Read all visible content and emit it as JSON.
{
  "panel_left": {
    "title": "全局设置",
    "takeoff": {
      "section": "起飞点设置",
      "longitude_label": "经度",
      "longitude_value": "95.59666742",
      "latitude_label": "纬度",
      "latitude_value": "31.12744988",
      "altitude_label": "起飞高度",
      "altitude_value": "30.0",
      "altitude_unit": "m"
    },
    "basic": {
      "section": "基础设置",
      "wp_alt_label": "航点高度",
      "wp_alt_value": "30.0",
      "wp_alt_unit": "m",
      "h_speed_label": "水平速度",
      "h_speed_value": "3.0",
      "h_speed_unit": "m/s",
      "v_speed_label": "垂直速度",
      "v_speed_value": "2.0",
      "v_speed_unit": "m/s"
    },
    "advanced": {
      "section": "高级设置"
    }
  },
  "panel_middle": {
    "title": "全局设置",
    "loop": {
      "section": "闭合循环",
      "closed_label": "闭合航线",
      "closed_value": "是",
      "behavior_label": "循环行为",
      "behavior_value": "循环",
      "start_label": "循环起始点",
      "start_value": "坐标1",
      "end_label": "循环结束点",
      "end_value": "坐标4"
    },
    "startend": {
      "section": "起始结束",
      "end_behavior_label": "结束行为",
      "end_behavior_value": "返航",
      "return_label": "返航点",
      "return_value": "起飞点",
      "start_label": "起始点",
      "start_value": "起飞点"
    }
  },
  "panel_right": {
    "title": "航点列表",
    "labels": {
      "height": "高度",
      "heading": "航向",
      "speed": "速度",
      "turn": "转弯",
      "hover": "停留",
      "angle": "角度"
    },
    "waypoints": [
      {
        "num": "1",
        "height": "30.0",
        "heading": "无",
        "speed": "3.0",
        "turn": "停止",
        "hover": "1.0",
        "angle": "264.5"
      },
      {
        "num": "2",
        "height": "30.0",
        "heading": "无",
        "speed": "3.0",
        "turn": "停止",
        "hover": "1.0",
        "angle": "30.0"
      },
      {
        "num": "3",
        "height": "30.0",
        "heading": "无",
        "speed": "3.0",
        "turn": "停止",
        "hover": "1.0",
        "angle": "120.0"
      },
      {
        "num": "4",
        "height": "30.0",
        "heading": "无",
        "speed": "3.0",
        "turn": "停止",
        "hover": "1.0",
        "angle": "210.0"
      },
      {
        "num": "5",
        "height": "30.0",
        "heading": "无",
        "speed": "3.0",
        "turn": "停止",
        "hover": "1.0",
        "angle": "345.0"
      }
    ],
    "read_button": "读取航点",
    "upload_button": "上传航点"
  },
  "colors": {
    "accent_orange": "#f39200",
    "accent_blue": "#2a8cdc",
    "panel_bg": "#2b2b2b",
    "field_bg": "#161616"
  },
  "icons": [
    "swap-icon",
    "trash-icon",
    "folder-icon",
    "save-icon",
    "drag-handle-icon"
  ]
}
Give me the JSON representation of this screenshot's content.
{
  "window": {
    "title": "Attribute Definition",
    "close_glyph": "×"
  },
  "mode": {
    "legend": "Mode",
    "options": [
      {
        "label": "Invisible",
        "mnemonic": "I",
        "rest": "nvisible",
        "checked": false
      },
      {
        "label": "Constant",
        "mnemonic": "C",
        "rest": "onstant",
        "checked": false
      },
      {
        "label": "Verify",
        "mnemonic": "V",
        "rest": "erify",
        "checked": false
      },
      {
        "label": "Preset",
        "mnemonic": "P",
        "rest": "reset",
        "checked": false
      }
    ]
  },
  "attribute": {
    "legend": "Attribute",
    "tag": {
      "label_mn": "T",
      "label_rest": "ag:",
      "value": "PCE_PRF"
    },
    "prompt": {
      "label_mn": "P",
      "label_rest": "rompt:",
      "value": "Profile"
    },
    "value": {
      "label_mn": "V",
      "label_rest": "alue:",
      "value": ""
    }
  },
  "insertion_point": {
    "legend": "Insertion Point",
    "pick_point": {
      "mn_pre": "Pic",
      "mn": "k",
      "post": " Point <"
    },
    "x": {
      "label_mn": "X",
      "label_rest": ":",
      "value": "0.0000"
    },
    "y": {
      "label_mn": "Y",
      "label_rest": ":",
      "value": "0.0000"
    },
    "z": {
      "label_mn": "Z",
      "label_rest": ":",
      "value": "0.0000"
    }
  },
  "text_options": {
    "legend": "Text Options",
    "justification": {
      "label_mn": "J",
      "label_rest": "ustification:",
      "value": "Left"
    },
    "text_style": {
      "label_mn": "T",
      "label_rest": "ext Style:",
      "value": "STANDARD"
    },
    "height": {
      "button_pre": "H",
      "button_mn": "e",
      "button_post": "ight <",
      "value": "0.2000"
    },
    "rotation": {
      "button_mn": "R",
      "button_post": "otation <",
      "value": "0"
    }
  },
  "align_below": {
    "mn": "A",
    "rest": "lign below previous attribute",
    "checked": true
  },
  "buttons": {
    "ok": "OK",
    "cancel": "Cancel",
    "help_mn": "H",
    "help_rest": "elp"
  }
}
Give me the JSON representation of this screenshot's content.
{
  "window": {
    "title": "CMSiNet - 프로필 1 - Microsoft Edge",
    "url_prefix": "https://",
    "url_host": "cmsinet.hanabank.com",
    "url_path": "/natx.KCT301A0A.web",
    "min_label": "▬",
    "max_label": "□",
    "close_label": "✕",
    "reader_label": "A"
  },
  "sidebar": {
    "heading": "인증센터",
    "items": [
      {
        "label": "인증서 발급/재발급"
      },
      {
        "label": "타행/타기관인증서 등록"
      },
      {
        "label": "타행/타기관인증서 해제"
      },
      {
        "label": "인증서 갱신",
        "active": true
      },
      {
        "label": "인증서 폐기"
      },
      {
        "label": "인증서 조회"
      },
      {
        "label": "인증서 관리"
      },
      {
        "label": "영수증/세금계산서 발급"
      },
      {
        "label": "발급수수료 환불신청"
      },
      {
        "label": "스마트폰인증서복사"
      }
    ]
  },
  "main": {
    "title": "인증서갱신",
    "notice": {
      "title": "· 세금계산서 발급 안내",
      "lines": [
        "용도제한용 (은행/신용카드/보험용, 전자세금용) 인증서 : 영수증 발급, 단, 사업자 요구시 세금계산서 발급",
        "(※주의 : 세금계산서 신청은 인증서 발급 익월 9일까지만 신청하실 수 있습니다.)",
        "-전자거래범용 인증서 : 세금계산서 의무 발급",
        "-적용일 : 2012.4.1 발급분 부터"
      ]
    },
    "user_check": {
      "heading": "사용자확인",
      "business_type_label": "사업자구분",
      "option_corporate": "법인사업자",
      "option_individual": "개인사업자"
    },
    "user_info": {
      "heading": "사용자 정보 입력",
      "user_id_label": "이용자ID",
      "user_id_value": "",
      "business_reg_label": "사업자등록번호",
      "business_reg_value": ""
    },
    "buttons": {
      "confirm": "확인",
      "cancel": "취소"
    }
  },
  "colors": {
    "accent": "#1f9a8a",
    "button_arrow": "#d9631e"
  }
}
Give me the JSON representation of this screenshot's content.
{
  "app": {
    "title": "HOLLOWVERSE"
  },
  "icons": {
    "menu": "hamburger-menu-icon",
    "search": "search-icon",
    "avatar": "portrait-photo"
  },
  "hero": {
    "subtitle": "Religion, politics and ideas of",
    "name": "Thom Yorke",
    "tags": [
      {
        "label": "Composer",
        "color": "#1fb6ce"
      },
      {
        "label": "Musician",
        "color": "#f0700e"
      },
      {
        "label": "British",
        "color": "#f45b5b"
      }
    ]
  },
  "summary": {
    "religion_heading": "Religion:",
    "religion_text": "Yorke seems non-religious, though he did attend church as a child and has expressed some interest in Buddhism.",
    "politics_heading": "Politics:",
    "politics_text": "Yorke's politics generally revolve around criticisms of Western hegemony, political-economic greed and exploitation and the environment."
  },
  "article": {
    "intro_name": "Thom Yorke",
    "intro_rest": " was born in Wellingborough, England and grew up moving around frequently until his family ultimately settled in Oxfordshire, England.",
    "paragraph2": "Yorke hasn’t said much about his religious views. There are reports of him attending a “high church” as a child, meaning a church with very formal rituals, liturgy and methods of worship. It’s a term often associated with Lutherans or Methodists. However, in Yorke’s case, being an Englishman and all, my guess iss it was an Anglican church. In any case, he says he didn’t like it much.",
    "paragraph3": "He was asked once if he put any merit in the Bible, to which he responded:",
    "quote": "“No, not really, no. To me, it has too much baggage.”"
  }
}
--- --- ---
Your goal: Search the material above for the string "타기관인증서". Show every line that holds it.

Solution for this problem:
        "label": "타행/타기관인증서 등록"
        "label": "타행/타기관인증서 해제"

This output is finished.